Report each line of the records where "ffffff" occurs.

----

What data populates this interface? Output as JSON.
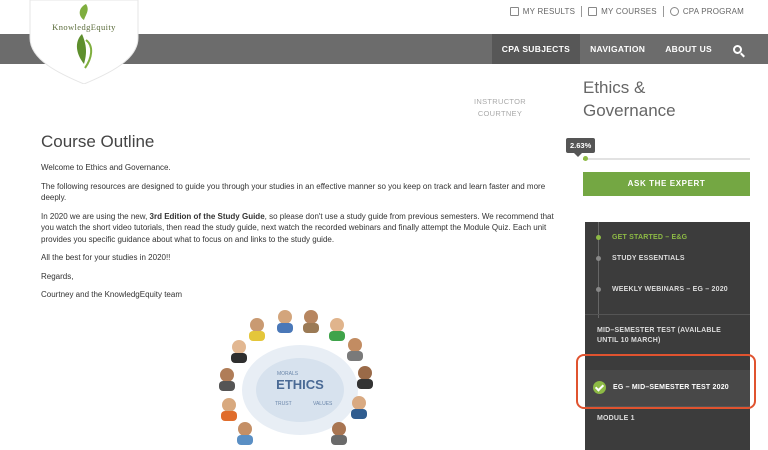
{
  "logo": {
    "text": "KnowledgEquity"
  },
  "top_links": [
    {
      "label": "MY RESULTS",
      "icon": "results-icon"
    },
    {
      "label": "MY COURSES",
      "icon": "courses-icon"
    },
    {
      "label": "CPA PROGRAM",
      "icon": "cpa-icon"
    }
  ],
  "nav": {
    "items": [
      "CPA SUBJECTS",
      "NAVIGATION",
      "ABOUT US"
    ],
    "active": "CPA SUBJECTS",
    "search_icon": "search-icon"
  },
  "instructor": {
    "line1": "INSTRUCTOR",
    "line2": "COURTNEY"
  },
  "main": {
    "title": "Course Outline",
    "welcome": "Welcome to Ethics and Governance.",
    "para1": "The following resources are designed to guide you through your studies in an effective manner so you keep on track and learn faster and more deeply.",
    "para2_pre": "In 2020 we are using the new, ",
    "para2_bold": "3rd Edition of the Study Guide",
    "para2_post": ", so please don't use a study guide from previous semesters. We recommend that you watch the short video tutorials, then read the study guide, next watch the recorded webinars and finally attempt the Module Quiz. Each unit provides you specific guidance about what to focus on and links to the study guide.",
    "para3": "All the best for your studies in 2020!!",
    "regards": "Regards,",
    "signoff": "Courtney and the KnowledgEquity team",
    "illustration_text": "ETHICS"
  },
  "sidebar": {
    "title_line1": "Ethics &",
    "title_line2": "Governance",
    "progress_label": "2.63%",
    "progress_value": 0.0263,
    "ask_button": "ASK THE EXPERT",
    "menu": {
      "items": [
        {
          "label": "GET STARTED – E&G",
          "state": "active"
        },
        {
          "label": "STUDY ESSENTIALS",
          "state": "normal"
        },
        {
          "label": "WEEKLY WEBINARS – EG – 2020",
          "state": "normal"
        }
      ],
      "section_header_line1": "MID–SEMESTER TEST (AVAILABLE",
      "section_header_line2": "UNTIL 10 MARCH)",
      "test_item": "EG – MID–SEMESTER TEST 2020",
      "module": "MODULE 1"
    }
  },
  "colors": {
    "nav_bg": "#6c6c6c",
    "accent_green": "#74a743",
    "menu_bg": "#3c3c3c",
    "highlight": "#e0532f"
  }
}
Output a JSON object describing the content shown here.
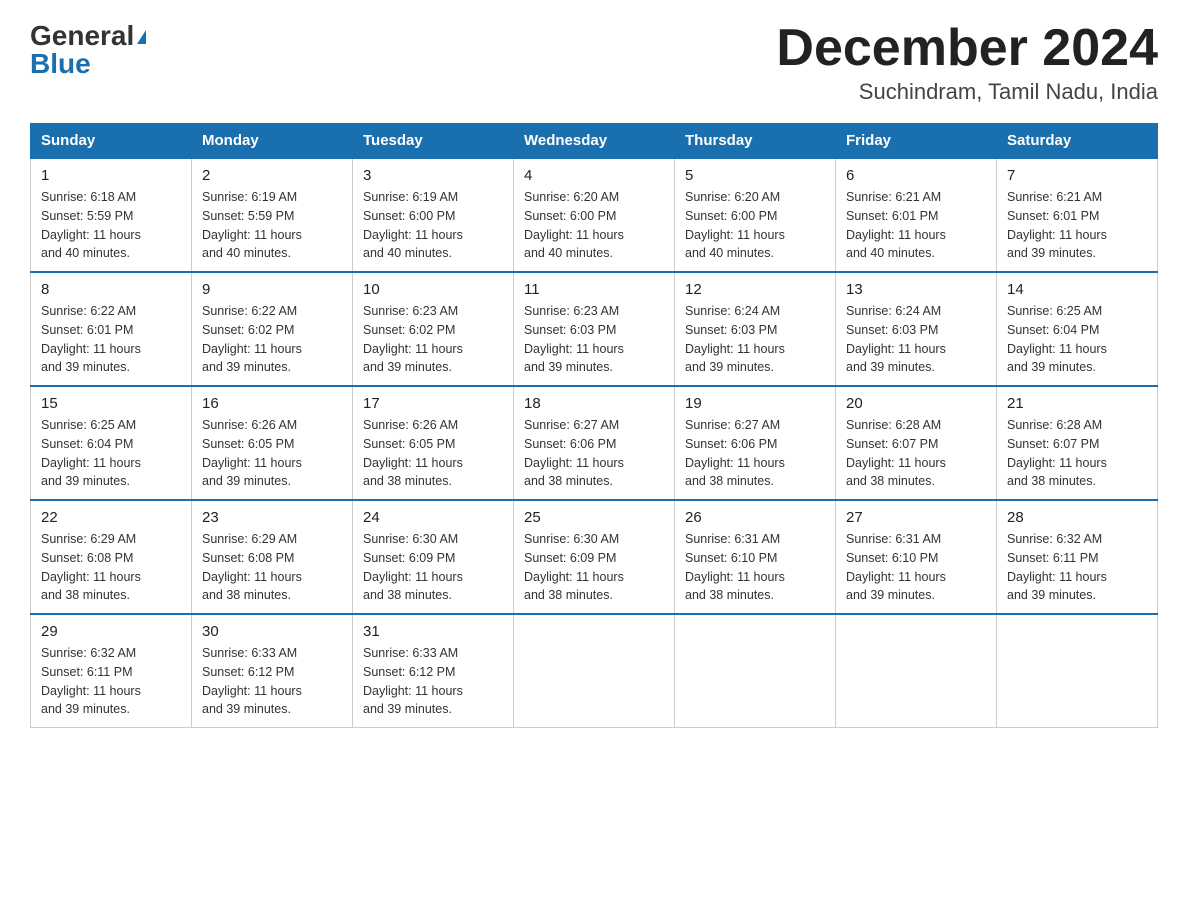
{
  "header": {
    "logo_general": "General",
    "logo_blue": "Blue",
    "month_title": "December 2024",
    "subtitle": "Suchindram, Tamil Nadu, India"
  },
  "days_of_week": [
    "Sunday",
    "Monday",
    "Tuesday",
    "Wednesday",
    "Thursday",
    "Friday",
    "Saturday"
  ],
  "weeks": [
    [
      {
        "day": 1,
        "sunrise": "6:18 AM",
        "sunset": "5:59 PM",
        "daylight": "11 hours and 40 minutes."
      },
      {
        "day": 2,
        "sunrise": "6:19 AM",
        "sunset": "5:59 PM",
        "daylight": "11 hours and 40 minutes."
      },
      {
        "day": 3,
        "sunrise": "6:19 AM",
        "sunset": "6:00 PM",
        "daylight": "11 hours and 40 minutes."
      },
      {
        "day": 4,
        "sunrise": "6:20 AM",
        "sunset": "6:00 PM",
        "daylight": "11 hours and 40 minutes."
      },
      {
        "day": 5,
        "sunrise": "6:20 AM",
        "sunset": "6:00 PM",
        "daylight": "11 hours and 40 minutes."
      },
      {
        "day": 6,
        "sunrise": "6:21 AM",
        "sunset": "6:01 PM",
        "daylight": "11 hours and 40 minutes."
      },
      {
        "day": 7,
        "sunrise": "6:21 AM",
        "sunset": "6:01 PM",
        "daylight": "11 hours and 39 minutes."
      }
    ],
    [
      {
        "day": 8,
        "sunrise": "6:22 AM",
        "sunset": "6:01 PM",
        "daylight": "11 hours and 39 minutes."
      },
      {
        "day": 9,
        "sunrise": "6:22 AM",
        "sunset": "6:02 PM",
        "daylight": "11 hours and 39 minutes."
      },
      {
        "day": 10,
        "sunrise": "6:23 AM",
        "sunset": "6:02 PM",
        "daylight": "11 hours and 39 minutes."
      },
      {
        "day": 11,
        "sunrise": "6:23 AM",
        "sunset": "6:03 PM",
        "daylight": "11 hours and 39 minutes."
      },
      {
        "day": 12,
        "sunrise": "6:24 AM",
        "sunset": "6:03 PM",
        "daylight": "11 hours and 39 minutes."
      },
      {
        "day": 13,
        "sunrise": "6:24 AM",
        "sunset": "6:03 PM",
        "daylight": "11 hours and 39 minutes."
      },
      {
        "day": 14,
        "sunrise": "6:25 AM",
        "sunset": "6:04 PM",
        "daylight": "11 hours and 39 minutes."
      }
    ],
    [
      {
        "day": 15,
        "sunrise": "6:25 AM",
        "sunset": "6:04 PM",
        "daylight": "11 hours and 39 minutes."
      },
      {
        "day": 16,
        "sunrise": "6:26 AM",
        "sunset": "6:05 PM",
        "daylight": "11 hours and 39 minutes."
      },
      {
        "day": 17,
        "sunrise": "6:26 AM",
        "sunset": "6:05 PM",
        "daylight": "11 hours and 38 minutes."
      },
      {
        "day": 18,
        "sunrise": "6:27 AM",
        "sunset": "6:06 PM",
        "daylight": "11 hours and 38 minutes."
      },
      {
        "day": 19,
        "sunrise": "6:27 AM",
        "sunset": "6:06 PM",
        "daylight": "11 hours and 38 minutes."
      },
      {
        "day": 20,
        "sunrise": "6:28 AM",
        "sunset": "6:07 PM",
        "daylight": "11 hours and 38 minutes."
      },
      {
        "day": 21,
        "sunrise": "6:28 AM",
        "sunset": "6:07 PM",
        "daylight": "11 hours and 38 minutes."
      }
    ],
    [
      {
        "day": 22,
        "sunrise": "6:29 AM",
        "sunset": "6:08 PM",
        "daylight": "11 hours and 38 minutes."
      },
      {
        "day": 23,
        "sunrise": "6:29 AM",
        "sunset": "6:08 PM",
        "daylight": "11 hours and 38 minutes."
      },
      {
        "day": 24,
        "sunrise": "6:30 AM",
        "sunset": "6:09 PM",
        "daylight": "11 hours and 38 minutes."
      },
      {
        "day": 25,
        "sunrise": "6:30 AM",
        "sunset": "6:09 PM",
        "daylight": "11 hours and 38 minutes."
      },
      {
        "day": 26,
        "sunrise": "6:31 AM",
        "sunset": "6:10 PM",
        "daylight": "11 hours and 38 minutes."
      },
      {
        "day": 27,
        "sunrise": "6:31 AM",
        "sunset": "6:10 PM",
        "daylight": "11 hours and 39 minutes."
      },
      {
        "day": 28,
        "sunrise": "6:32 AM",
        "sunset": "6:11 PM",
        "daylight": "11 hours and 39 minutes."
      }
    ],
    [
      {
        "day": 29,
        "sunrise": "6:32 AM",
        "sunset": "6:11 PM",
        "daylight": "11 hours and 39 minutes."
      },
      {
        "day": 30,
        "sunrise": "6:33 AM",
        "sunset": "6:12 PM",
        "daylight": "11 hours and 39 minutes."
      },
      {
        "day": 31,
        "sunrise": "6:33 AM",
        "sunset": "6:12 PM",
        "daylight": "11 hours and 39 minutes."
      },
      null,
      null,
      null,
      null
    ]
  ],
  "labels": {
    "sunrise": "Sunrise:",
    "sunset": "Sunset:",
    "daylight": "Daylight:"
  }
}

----

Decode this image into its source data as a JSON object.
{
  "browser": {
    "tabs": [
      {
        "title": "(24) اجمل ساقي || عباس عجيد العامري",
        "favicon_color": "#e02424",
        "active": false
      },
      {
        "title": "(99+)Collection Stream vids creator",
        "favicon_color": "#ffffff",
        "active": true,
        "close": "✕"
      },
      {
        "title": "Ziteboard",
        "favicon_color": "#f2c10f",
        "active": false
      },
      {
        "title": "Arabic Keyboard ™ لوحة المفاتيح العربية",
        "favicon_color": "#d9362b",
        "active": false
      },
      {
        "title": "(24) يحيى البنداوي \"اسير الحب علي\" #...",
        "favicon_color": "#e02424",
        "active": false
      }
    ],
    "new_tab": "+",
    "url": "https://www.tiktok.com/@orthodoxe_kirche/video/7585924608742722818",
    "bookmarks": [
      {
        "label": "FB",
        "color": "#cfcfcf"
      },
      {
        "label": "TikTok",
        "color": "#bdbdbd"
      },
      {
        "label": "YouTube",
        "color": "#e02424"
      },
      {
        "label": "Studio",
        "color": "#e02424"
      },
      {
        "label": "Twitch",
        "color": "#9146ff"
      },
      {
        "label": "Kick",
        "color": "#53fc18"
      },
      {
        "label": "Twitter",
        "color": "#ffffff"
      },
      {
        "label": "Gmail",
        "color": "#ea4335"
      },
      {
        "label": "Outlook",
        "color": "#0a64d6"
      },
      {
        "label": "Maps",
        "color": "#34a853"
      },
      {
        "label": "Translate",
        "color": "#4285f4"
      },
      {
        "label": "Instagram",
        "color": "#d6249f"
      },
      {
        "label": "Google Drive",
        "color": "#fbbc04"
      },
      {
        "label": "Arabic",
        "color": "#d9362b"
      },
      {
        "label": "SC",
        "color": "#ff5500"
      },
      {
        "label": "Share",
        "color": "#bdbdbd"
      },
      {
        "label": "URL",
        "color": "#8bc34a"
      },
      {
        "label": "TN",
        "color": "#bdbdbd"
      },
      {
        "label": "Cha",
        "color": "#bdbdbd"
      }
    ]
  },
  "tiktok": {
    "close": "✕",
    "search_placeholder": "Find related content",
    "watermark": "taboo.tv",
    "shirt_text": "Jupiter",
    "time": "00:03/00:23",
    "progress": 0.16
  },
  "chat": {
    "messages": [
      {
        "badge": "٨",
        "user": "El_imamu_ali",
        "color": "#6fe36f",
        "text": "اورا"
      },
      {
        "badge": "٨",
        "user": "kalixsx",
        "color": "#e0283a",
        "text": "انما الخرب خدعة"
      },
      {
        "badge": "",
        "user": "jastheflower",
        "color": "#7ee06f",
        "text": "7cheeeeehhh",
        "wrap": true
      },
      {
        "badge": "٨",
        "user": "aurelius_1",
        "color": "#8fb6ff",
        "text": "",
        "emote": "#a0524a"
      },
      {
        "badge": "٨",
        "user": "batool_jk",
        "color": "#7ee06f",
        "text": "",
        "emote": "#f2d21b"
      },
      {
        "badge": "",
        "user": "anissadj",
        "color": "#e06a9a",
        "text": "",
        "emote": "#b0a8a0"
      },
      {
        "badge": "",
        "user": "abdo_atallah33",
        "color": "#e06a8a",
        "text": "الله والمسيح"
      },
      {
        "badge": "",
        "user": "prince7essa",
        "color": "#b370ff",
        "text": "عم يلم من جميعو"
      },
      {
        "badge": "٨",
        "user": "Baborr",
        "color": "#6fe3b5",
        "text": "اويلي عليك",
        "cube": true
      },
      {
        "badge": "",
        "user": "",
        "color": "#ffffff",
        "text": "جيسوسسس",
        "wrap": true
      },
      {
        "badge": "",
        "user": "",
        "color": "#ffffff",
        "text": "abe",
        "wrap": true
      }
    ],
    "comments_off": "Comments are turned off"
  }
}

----

*REPLY:*
        "favicon_color": "#ffffff",
        "color": "#ffffff"
        "color": "#ffffff",
        "color": "#ffffff",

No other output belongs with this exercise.